Many games have combat, but it's usually treated as an obstacle in your path to something else. You have to kill enemies to get where you need to go, or to accumulate enough skill points. When writers make an attempt to justify it, they usually pick reasons that are unrelated to the fighting itself. Usually you're following orders, trying to get revenge, saving the world, or rescuing the damsel in distress. For example, in Gears of War 2, you've been ordered to save the world from the aliens who tortured your squadmates and kidnapped your best friend's wife. Similarly, the enemies usually are just following orders, or are so evil they apparently don't need motivation to attack you.

Sometimes when playing games like this, these goals actually make the game less fun for me. When they hammer into my head that the goal is to get from point A to point B as fast as possible, the combat just seems like a chore that I have to plow through. Surely we can create motivations that are more related to the fighting itself! Portal did a great job crafting a story that was all about learning to use the portal gun, and I think that idea can be extended to other genres as well.

Lugaru had a pretty standard action game story, so I'm working on ideas to improve on that with Overgrowth. From looking at great scenes in kung fu movies, one idea that keeps coming up is that fighting is often a performance. For example, here is my favorite scene from Legend of Drunken Master:

I found this scene interesting because not only is it one of the best fight scenes ever made, with brilliant choreography and very little special effect fakery, but there's a lot going on in the story at the same time. As Jackie Chan recovers his stepmom's bag from the thugs who stole it, she realizes that he's easily defeating these thugs in front of a large audience, and turns it into an exhibition for his new drunken boxing techniques to attract business to their fighting school. Exhibition matches would be an interesting way to add more drama to easier fights: you know that you can win, but that's not the point. How impressively can you win? This ties into the gameplay a lot more directly, because the fighting is the whole focus, and not an obstacle to some other goal. Along those same lines:
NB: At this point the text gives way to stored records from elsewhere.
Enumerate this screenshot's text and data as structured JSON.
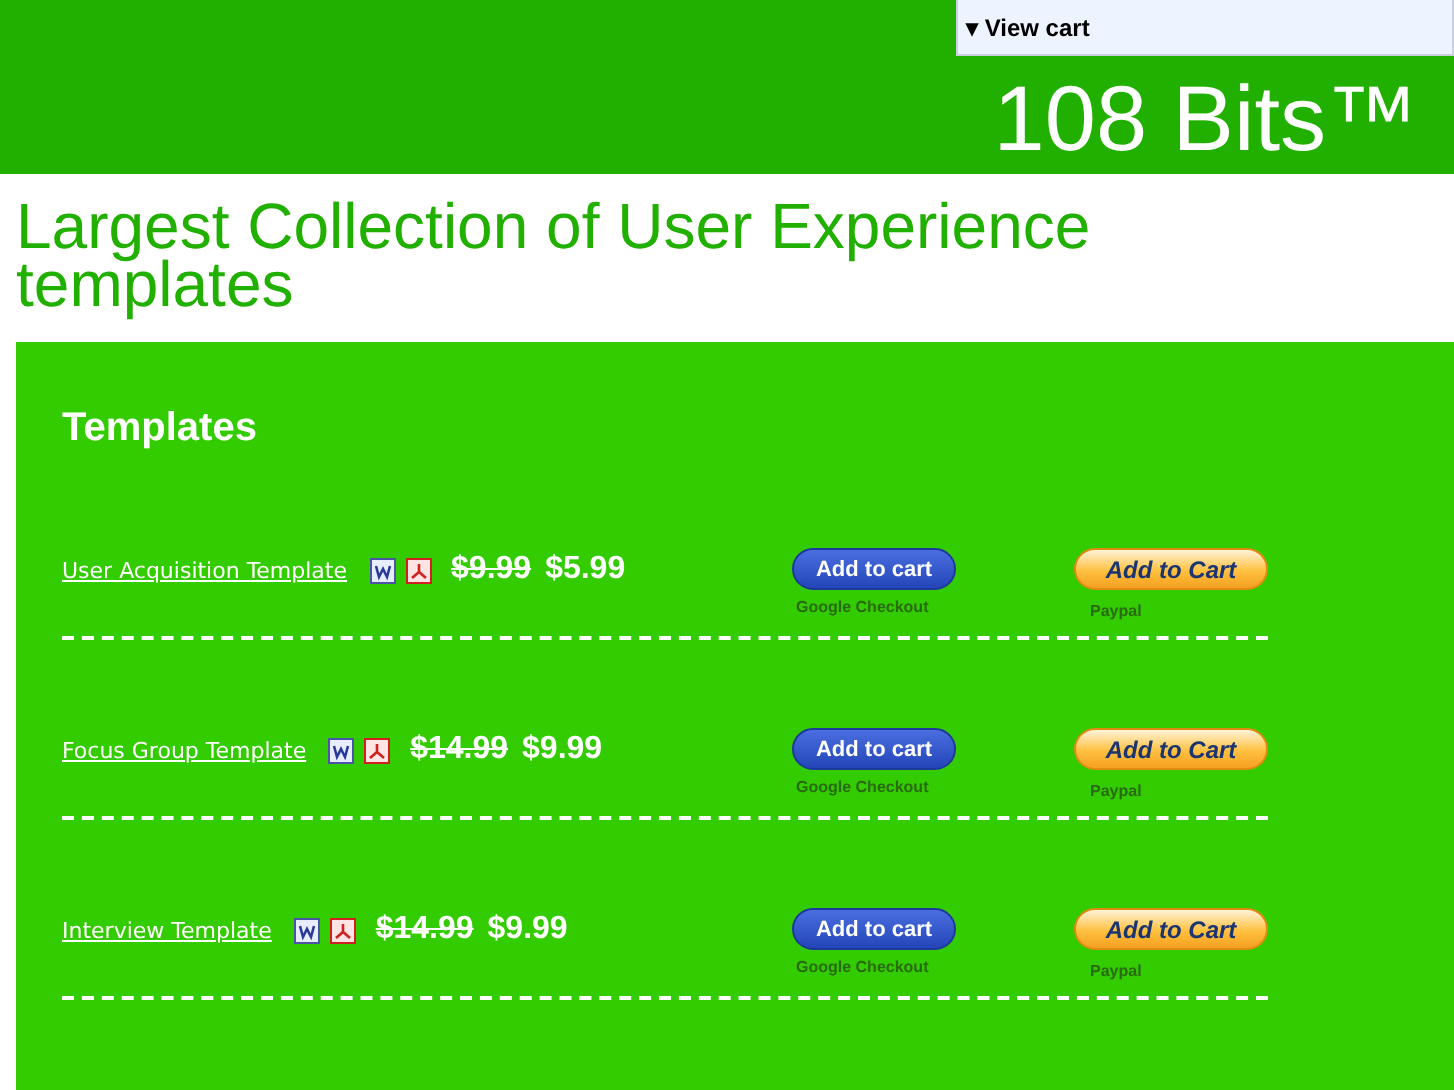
{
  "header": {
    "cart_toggle": {
      "arrow": "▾",
      "label": "View cart"
    },
    "brand": "108 Bits™"
  },
  "headline": "Largest Collection of User Experience templates",
  "section": {
    "title": "Templates",
    "products": [
      {
        "name": "User Acquisition Template",
        "old_price": "$9.99",
        "price": "$5.99",
        "google": {
          "button": "Add to cart",
          "caption": "Google Checkout"
        },
        "paypal": {
          "button": "Add to Cart",
          "caption": "Paypal"
        }
      },
      {
        "name": "Focus Group Template",
        "old_price": "$14.99",
        "price": "$9.99",
        "google": {
          "button": "Add to cart",
          "caption": "Google Checkout"
        },
        "paypal": {
          "button": "Add to Cart",
          "caption": "Paypal"
        }
      },
      {
        "name": "Interview Template",
        "old_price": "$14.99",
        "price": "$9.99",
        "google": {
          "button": "Add to cart",
          "caption": "Google Checkout"
        },
        "paypal": {
          "button": "Add to Cart",
          "caption": "Paypal"
        }
      }
    ]
  }
}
Since players are playing the game to be entertained by the fighting, I think we need new kinds of stories that can complement the gameplay without distracting from it. Here are some of the questions I'm thinking of exploring with the Overgrowth story to keep it focused on fighting:

  • Is it better to win a fight dishonorably or to lose honorably?
  • What are the consequences of sparing someone's life in a fight to the death, or killing in a fight just meant to establish status?
  • Who would dare to attack a rabbit who has killed wolves with his bare hands?
  • Does a reputation for great fighting skill make you safer or less safe?
  • What does it mean to be a fighter in a culture that hates fighting?
  • When is lethal force more effective than a show of strength?
Please let me know if you can think of other movies I could watch that show fighting in an interesting context, or if you can think of ways to write a new kind of fighting game story!